Excerpts from an interface dataset
◇ ◇ ◇ ◇

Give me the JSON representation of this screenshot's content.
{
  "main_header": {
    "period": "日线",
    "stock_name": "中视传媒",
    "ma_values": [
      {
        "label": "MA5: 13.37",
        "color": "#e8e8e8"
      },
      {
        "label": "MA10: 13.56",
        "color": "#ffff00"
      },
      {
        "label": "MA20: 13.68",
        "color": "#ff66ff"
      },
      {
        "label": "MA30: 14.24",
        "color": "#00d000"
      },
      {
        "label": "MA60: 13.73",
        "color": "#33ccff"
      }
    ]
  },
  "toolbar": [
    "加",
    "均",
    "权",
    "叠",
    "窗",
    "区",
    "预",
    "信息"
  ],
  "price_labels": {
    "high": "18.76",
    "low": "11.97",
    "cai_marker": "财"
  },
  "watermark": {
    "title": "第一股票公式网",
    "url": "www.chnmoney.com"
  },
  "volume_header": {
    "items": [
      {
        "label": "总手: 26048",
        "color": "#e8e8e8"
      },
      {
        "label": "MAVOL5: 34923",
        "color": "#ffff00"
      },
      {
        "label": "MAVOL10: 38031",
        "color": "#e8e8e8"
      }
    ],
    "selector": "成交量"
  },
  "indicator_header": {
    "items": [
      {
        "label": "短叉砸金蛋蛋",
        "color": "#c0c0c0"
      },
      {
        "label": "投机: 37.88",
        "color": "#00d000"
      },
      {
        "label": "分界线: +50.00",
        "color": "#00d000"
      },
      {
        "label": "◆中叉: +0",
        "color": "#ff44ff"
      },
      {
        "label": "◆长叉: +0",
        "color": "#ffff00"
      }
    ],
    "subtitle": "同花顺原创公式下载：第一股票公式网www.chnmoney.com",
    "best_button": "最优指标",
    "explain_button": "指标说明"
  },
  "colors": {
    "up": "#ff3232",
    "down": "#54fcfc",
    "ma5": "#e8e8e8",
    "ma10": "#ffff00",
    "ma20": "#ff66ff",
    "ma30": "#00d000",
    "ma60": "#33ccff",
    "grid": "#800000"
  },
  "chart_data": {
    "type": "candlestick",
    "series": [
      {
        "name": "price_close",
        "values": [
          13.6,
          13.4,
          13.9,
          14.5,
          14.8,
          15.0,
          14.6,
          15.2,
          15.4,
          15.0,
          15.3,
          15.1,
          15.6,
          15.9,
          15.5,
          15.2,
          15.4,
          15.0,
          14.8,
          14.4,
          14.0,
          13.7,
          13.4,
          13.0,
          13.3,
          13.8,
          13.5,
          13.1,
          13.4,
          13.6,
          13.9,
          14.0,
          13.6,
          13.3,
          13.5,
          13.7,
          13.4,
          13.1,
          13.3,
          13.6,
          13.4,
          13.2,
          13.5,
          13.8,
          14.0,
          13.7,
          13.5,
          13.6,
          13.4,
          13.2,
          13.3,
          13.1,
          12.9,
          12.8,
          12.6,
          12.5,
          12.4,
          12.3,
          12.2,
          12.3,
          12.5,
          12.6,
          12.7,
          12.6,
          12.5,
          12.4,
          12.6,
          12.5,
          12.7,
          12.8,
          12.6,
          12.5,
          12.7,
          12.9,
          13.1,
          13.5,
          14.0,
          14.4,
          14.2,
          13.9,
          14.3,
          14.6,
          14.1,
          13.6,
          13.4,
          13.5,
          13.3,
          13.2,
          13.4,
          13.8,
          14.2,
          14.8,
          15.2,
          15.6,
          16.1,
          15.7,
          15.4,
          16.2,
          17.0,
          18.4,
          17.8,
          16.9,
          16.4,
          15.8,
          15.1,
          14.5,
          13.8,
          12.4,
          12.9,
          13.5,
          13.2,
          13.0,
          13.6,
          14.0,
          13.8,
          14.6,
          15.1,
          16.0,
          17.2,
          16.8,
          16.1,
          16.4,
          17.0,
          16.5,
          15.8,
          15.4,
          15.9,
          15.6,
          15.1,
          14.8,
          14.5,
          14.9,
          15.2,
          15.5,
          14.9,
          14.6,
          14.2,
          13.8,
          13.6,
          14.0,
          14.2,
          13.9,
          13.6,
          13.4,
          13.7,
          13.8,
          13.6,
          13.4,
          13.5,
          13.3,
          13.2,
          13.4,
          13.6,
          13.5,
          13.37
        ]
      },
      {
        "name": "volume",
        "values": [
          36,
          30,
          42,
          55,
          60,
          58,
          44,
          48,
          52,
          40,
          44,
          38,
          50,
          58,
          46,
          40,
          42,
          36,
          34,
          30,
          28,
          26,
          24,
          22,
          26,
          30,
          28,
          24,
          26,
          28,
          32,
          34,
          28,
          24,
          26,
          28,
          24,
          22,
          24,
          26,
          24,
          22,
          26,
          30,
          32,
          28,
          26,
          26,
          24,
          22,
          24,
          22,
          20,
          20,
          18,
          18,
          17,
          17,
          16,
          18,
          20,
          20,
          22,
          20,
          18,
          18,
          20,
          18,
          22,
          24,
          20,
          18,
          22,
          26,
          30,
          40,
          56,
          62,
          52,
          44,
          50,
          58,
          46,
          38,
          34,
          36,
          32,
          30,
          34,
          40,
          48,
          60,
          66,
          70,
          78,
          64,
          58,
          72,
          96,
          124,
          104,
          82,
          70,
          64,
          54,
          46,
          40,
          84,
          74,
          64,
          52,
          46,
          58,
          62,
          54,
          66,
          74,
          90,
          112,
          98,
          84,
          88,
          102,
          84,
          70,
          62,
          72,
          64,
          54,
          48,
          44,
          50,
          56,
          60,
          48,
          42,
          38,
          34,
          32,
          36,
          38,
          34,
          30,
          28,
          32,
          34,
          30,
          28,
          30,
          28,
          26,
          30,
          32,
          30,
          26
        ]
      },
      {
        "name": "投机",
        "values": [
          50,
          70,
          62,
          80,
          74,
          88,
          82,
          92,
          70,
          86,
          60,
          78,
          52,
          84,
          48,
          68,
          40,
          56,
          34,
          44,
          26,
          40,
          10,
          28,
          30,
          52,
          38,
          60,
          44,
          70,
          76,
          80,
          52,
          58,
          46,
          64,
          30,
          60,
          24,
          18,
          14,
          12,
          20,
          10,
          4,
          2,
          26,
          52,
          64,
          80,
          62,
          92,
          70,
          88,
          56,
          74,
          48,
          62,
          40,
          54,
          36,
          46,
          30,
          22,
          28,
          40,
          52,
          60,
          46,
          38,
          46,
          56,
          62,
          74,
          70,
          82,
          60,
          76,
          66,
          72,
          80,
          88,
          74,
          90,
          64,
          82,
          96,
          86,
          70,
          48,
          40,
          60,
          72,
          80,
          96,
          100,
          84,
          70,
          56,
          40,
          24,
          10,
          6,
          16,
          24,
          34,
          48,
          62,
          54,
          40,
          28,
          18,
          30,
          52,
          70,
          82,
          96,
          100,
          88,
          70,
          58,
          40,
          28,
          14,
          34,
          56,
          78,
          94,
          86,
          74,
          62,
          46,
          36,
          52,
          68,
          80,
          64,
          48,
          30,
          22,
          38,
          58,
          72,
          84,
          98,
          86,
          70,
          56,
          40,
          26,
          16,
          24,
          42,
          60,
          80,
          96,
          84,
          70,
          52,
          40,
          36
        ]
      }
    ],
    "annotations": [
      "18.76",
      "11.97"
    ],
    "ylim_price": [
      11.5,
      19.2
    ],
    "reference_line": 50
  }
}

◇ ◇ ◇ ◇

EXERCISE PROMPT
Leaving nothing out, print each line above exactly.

RESPONSE
Give me the JSON representation of this screenshot's content.
{
  "main_header": {
    "period": "日线",
    "stock_name": "中视传媒",
    "ma_values": [
      {
        "label": "MA5: 13.37",
        "color": "#e8e8e8"
      },
      {
        "label": "MA10: 13.56",
        "color": "#ffff00"
      },
      {
        "label": "MA20: 13.68",
        "color": "#ff66ff"
      },
      {
        "label": "MA30: 14.24",
        "color": "#00d000"
      },
      {
        "label": "MA60: 13.73",
        "color": "#33ccff"
      }
    ]
  },
  "toolbar": [
    "加",
    "均",
    "权",
    "叠",
    "窗",
    "区",
    "预",
    "信息"
  ],
  "price_labels": {
    "high": "18.76",
    "low": "11.97",
    "cai_marker": "财"
  },
  "watermark": {
    "title": "第一股票公式网",
    "url": "www.chnmoney.com"
  },
  "volume_header": {
    "items": [
      {
        "label": "总手: 26048",
        "color": "#e8e8e8"
      },
      {
        "label": "MAVOL5: 34923",
        "color": "#ffff00"
      },
      {
        "label": "MAVOL10: 38031",
        "color": "#e8e8e8"
      }
    ],
    "selector": "成交量"
  },
  "indicator_header": {
    "items": [
      {
        "label": "短叉砸金蛋蛋",
        "color": "#c0c0c0"
      },
      {
        "label": "投机: 37.88",
        "color": "#00d000"
      },
      {
        "label": "分界线: +50.00",
        "color": "#00d000"
      },
      {
        "label": "◆中叉: +0",
        "color": "#ff44ff"
      },
      {
        "label": "◆长叉: +0",
        "color": "#ffff00"
      }
    ],
    "subtitle": "同花顺原创公式下载：第一股票公式网www.chnmoney.com",
    "best_button": "最优指标",
    "explain_button": "指标说明"
  },
  "colors": {
    "up": "#ff3232",
    "down": "#54fcfc",
    "ma5": "#e8e8e8",
    "ma10": "#ffff00",
    "ma20": "#ff66ff",
    "ma30": "#00d000",
    "ma60": "#33ccff",
    "grid": "#800000"
  },
  "chart_data": {
    "type": "candlestick",
    "series": [
      {
        "name": "price_close",
        "values": [
          13.6,
          13.4,
          13.9,
          14.5,
          14.8,
          15.0,
          14.6,
          15.2,
          15.4,
          15.0,
          15.3,
          15.1,
          15.6,
          15.9,
          15.5,
          15.2,
          15.4,
          15.0,
          14.8,
          14.4,
          14.0,
          13.7,
          13.4,
          13.0,
          13.3,
          13.8,
          13.5,
          13.1,
          13.4,
          13.6,
          13.9,
          14.0,
          13.6,
          13.3,
          13.5,
          13.7,
          13.4,
          13.1,
          13.3,
          13.6,
          13.4,
          13.2,
          13.5,
          13.8,
          14.0,
          13.7,
          13.5,
          13.6,
          13.4,
          13.2,
          13.3,
          13.1,
          12.9,
          12.8,
          12.6,
          12.5,
          12.4,
          12.3,
          12.2,
          12.3,
          12.5,
          12.6,
          12.7,
          12.6,
          12.5,
          12.4,
          12.6,
          12.5,
          12.7,
          12.8,
          12.6,
          12.5,
          12.7,
          12.9,
          13.1,
          13.5,
          14.0,
          14.4,
          14.2,
          13.9,
          14.3,
          14.6,
          14.1,
          13.6,
          13.4,
          13.5,
          13.3,
          13.2,
          13.4,
          13.8,
          14.2,
          14.8,
          15.2,
          15.6,
          16.1,
          15.7,
          15.4,
          16.2,
          17.0,
          18.4,
          17.8,
          16.9,
          16.4,
          15.8,
          15.1,
          14.5,
          13.8,
          12.4,
          12.9,
          13.5,
          13.2,
          13.0,
          13.6,
          14.0,
          13.8,
          14.6,
          15.1,
          16.0,
          17.2,
          16.8,
          16.1,
          16.4,
          17.0,
          16.5,
          15.8,
          15.4,
          15.9,
          15.6,
          15.1,
          14.8,
          14.5,
          14.9,
          15.2,
          15.5,
          14.9,
          14.6,
          14.2,
          13.8,
          13.6,
          14.0,
          14.2,
          13.9,
          13.6,
          13.4,
          13.7,
          13.8,
          13.6,
          13.4,
          13.5,
          13.3,
          13.2,
          13.4,
          13.6,
          13.5,
          13.37
        ]
      },
      {
        "name": "volume",
        "values": [
          36,
          30,
          42,
          55,
          60,
          58,
          44,
          48,
          52,
          40,
          44,
          38,
          50,
          58,
          46,
          40,
          42,
          36,
          34,
          30,
          28,
          26,
          24,
          22,
          26,
          30,
          28,
          24,
          26,
          28,
          32,
          34,
          28,
          24,
          26,
          28,
          24,
          22,
          24,
          26,
          24,
          22,
          26,
          30,
          32,
          28,
          26,
          26,
          24,
          22,
          24,
          22,
          20,
          20,
          18,
          18,
          17,
          17,
          16,
          18,
          20,
          20,
          22,
          20,
          18,
          18,
          20,
          18,
          22,
          24,
          20,
          18,
          22,
          26,
          30,
          40,
          56,
          62,
          52,
          44,
          50,
          58,
          46,
          38,
          34,
          36,
          32,
          30,
          34,
          40,
          48,
          60,
          66,
          70,
          78,
          64,
          58,
          72,
          96,
          124,
          104,
          82,
          70,
          64,
          54,
          46,
          40,
          84,
          74,
          64,
          52,
          46,
          58,
          62,
          54,
          66,
          74,
          90,
          112,
          98,
          84,
          88,
          102,
          84,
          70,
          62,
          72,
          64,
          54,
          48,
          44,
          50,
          56,
          60,
          48,
          42,
          38,
          34,
          32,
          36,
          38,
          34,
          30,
          28,
          32,
          34,
          30,
          28,
          30,
          28,
          26,
          30,
          32,
          30,
          26
        ]
      },
      {
        "name": "投机",
        "values": [
          50,
          70,
          62,
          80,
          74,
          88,
          82,
          92,
          70,
          86,
          60,
          78,
          52,
          84,
          48,
          68,
          40,
          56,
          34,
          44,
          26,
          40,
          10,
          28,
          30,
          52,
          38,
          60,
          44,
          70,
          76,
          80,
          52,
          58,
          46,
          64,
          30,
          60,
          24,
          18,
          14,
          12,
          20,
          10,
          4,
          2,
          26,
          52,
          64,
          80,
          62,
          92,
          70,
          88,
          56,
          74,
          48,
          62,
          40,
          54,
          36,
          46,
          30,
          22,
          28,
          40,
          52,
          60,
          46,
          38,
          46,
          56,
          62,
          74,
          70,
          82,
          60,
          76,
          66,
          72,
          80,
          88,
          74,
          90,
          64,
          82,
          96,
          86,
          70,
          48,
          40,
          60,
          72,
          80,
          96,
          100,
          84,
          70,
          56,
          40,
          24,
          10,
          6,
          16,
          24,
          34,
          48,
          62,
          54,
          40,
          28,
          18,
          30,
          52,
          70,
          82,
          96,
          100,
          88,
          70,
          58,
          40,
          28,
          14,
          34,
          56,
          78,
          94,
          86,
          74,
          62,
          46,
          36,
          52,
          68,
          80,
          64,
          48,
          30,
          22,
          38,
          58,
          72,
          84,
          98,
          86,
          70,
          56,
          40,
          26,
          16,
          24,
          42,
          60,
          80,
          96,
          84,
          70,
          52,
          40,
          36
        ]
      }
    ],
    "annotations": [
      "18.76",
      "11.97"
    ],
    "ylim_price": [
      11.5,
      19.2
    ],
    "reference_line": 50
  }
}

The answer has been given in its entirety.